  • Limiting Rights Government People Natural
    962 words
    Government is justifiable in limiting the rights of the people it governs for the welfare of the group, and even themselves (the people). If people has use of their absolute rights, meaning they were allowed to do anything because they have the right to do anything they choose, rights of other people would be infringed on. Chaos would be the order without government. People gave the government the power to do this by creating a social contract, an agreement to be governed by a government which i...
  • Rights Of Man Rousseau Society Declaration
    618 words

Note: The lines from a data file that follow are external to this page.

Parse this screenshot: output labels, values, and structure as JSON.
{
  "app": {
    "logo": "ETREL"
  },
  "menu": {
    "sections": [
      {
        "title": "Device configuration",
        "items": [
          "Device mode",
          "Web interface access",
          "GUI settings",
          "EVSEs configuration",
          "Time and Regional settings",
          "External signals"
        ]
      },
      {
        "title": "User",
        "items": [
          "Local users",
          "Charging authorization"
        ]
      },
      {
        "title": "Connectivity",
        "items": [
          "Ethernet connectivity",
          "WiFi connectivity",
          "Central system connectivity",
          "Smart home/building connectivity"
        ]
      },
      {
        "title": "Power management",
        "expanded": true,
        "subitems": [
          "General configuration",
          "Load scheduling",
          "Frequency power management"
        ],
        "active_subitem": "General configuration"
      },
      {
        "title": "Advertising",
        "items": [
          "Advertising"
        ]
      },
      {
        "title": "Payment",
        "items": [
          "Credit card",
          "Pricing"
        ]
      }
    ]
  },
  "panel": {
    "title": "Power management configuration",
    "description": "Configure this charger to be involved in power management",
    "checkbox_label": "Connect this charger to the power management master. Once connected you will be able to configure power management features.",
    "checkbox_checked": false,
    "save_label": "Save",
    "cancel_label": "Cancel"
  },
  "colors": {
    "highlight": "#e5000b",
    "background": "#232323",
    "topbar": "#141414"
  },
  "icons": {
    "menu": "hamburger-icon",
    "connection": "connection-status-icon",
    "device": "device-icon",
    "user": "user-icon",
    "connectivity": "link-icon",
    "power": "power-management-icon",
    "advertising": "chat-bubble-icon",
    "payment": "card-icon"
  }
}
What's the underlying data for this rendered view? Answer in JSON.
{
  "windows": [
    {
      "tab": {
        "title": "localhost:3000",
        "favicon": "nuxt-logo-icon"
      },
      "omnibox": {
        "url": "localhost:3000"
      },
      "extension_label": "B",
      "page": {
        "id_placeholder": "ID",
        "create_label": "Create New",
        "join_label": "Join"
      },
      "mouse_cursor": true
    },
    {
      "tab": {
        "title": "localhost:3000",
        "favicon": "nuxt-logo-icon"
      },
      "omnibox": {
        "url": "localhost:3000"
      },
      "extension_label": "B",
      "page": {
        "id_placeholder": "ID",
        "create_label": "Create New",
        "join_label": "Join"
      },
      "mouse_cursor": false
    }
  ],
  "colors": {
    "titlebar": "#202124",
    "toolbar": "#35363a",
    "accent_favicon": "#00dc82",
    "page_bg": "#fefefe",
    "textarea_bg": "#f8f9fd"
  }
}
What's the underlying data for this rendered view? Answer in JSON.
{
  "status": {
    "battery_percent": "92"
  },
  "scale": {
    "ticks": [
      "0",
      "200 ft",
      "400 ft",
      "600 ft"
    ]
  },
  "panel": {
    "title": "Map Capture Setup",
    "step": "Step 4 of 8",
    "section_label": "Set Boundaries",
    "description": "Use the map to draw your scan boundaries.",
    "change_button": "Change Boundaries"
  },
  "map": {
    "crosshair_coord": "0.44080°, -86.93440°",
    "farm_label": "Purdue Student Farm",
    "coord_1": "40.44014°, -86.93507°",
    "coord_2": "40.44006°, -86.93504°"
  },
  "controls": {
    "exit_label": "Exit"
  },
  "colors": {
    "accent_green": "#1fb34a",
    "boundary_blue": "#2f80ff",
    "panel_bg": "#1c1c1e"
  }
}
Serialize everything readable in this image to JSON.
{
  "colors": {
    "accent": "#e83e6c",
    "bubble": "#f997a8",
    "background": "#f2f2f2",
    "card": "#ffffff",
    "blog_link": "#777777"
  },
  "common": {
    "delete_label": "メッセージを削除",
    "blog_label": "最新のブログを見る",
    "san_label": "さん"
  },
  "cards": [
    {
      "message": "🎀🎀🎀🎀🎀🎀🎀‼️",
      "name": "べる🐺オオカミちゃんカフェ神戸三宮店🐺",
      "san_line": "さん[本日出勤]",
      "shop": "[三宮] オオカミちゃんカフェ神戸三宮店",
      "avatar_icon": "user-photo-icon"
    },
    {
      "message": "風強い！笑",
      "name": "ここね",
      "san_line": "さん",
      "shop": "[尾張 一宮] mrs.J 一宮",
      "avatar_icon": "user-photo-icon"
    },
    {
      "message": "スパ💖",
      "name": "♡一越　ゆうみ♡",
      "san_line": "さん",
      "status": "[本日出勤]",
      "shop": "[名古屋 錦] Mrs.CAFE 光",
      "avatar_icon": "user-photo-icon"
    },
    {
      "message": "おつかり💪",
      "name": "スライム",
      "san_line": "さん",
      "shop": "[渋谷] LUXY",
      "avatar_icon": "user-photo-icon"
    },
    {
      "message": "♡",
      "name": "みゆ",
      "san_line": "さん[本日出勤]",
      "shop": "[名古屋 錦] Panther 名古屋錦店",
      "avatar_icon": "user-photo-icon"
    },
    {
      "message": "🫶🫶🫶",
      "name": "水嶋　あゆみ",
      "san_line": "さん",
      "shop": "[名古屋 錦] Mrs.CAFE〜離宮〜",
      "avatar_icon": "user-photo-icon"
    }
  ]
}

    Jean-Jacques Rousseau believed that society was a corrupted establishment. It is ill advised for a government or a constitution to place sanctions on humanity and its natural freedom. But no matter how evil government is, it is a necessary one. Rousseau tried to find the harmony between the individual and society in The Social Contract, in which he stated that with the right kind of politics, the true freedom of people would shine through. The Declaration of the Rights of Man and of the Citizen ...
  • Social Contract Rights Declaration Man
    929 words
    Few political documents have affected the world quite like the American Declaration of Independence or the French Declaration of the Rights of Man and Citizen. The repercussions of each have had a profound effect on world history up to this point. But why did these documents have such an effect? The answer lies in the common philosophical backgrounds of the two. The writings of Rousseau, Locke and Montesquieu all contained ideas that were later used by Thomas Jefferson and the National Assembly ...
  • Social Contract Rousseau Born Machiavelli
    739 words
    1. Discovering What Matters Rousseau's idea for the social contract is constructed from the bottom up, each section serving as a building block helping to create a firm foundation for his theory. I like this analogy and will use it, even though I disagree with his very foundation and yet have to appreciate the theory of the social contract in its entirety. Rousseau believes that in a state of nature, men are born good, and it is society that corrupts that goodness. I completely disagree; it i...